MINNEAPOLIS – The post-Tom Thibodeau era is officially underway as the Minnesota Timberwolves practiced for the first time with Ryan Saunders in charge on Monday afternoon. A tumultuous season for the Wolves became more controversy-ridden with the firing.
The Wolves have faced more dysfunction than the average NBA team this season, through nobody’s fault but their own. The Jimmy Butler fiasco could have been prevented, but once that happened, this couldn’t.
Now it’s Saunders’ team. Whether the 32-year-old is ready to be the head coach of an NBA team is yet to be seen. He’s the youngest NBA coach in the NBA in over 40 years, according to Elias Sports. He’s in a very unique spot. This is something that Saunders has been preparing for his entire life. His late father, Flip, is a legacy figure in this organization, and that’s who Ryan learned from.
The relationship he has with many of the players is unique. He may be the one that can get the most out of guys such as Andrew Wiggins and Tyus Jones. He’s known them their entire professional careers. Saunders has been around the league for his entire life, and this was his 10th season as an assistant coach in the NBA, with a few of them under his father’s guidance.
“I think everybody knows this is special,” Saunders said. “This is special, for a number of reasons. In the current moment it’s special because of the players.”
Time will tell if the Wolves have found the guy for the future in Saunders, but he’s getting his opportunity. Minnesota has 42 games remaining in the season, and that’s certainly a large sample size to determine if Saunders has what it takes to retain the position.
“We’re excited for Ryan Saunders to have his chance as the coach,” general manager Scott Layden said. “I think that he’s a certainly very talented coach. I think he’s someone that has been preparing for this his whole life.”
Layden was asked a very fair question about his job security moving forward. Whether or not he’s the general manager moving forward is a question that will have to be answered at the end of the season – if not sooner – but there’s no doubt his seat is warm following everything that’s gone on.
He responded to the job security question by posing that the reporters should have to worry about their job security. It was odd and rather tone-deaf. That moment was one that Layden was likely trying to lighten the mood, but it did the exact opposite. It made what was already a rather awkward media gathering even worse.
Whether Layden is around the Wolves for the future is up for debate, but there’s no question that no matter how long he lasts, the media is going to outlast him.
Derrick Rose’s comments
Rose was certainly the most hurt by the news of the three players – along with Wiggins and Karl-Anthony Towns – that met with the media on Monday. That much is understandable. Much of Rose’s career has been linked to Thibodeau. Those two achieved a relatively high level of success in Chicago together before Thibodeau helped to revitalize Rose’s career this season in Minnesota.

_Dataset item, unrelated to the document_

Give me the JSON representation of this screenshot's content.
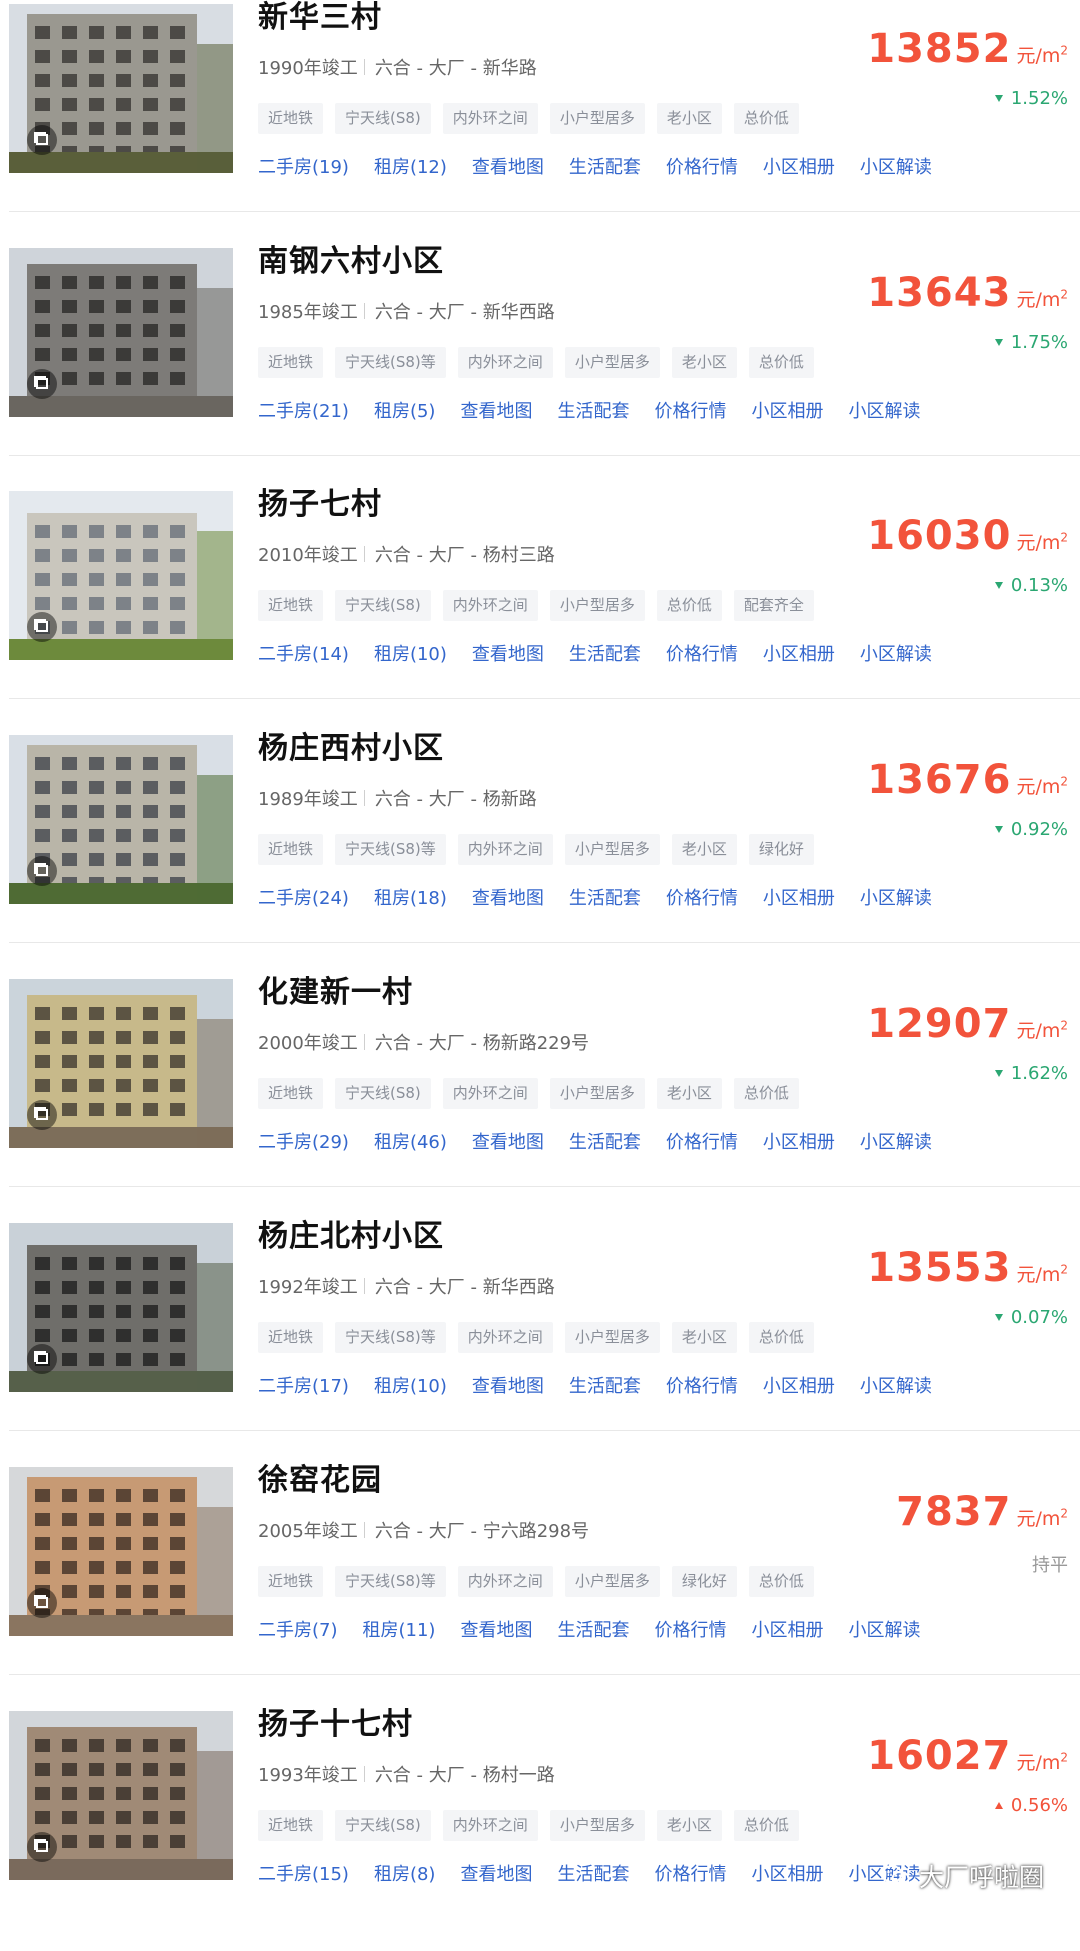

He was shocked by the news. He views Thibodeau as someone that helped saved him from being out of the NBA last February following the Cleveland Cavaliers trading him and the Utah Jazz cutting him prior to him ever reporting. That was one of the lowest points of Rose’s career, and it’s understandable that he’s upset that his guy was relieved of his duties.
With that said, Rose expects to keep going at the same rate he has been at this season. He’s been great for the Wolves this year, and a big reason as to why they’re near the .500 mark on the season. Rose has experienced a career revitalization and wants to keep that up.

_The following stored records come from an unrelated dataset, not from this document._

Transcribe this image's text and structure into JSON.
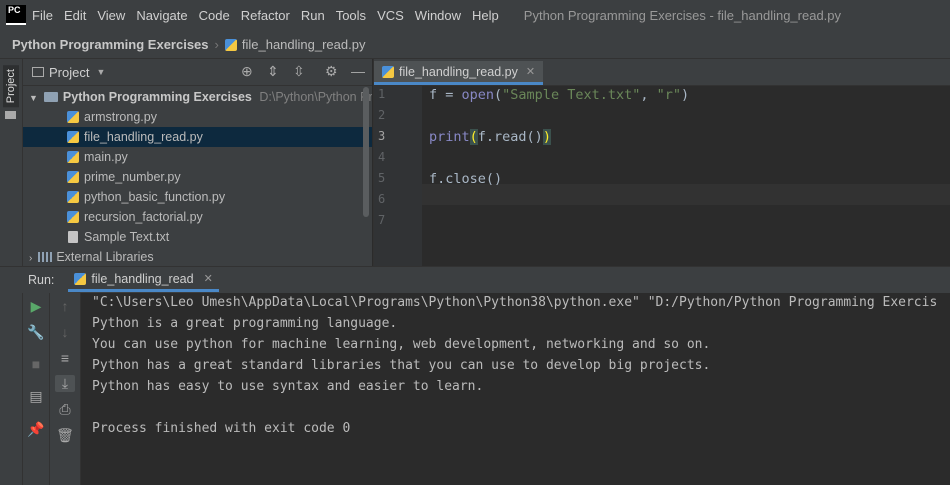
{
  "menubar": {
    "logo": "PC",
    "items": [
      "File",
      "Edit",
      "View",
      "Navigate",
      "Code",
      "Refactor",
      "Run",
      "Tools",
      "VCS",
      "Window",
      "Help"
    ],
    "window_title": "Python Programming Exercises - file_handling_read.py"
  },
  "navbar": {
    "project": "Python Programming Exercises",
    "file": "file_handling_read.py"
  },
  "sidebar": {
    "tool_label": "Project"
  },
  "project_panel": {
    "title": "Project",
    "root": {
      "name": "Python Programming Exercises",
      "path": "D:\\Python\\Python Progr"
    },
    "files": [
      "armstrong.py",
      "file_handling_read.py",
      "main.py",
      "prime_number.py",
      "python_basic_function.py",
      "recursion_factorial.py",
      "Sample Text.txt"
    ],
    "external": "External Libraries"
  },
  "editor": {
    "tab": "file_handling_read.py",
    "line_numbers": [
      "1",
      "2",
      "3",
      "4",
      "5",
      "6",
      "7"
    ],
    "code": {
      "l1_a": "f = ",
      "l1_open": "open",
      "l1_b": "(",
      "l1_s1": "\"Sample Text.txt\"",
      "l1_c": ", ",
      "l1_s2": "\"r\"",
      "l1_d": ")",
      "l3_print": "print",
      "l3_p1": "(",
      "l3_mid": "f.read()",
      "l3_p2": ")",
      "l5": "f.close()"
    }
  },
  "run": {
    "label": "Run:",
    "tab": "file_handling_read",
    "console": [
      "\"C:\\Users\\Leo Umesh\\AppData\\Local\\Programs\\Python\\Python38\\python.exe\" \"D:/Python/Python Programming Exercis",
      "Python is a great programming language.",
      "You can use python for machine learning, web development, networking and so on.",
      "Python has a great standard libraries that you can use to develop big projects.",
      "Python has easy to use syntax and easier to learn.",
      "",
      "Process finished with exit code 0"
    ]
  }
}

“I have a lot of confidence in myself. Thibs was just the coach that believed in me. I mean he jump-started my career again, and for that I’ll always be thankful,” Rose said. “For everybody that thinks it’s gonna stop, kill yourself. It’s not.”
However, his comments went too far. It’s one thing to have confidence in one’s self, but using the phrasing of “kill yourself” as Rose did is not appropriate. Yes, Rose apologized for his phrasing on Twitter later in the day, but it’s still inexcusable.
I messed up by using the slang term “kill yourself” today in response to a question about whether I can continue to perform without coach Thibs. I did not mean it literally and regret using it so I apologize.
— Derrick Rose (@drose) January 7, 2019
Aside from that, Rose had a few more interesting things to say, and the one of the most note may have been that he plans on staying in Minnesota not only for the remainder of this season – he has no-trade rights – and hopes to re-sign with the Wolves in the off-season as well.
Offense moving faster
The other notable thing that Rose added in was that he thinks the Wolves will play with a faster pace on the offensive end of the floor.
“That was one thing he put an emphasis on today. He wanted a faster pace,” Rose said of what stylistic changes might be seen on the offensive end of the floor with Saunders in charge. “Offensively, he wants a faster tempo.”
This was one of the few basketball-centric things to be revealed on Monday afternoon. Rose added in that the defensive end of the floor wasn’t much of the focus on the practice floor that day, either.
This year under Thibodeau the Wolves ranked 12th in the league in pace with 101.12 possessions per game. That number could certainly rise higher under Saunders. There’s no question that the Wolves have the personnel to do it, whether or not they’ll be able to execute that strategy at a high enough level is yet to be seen.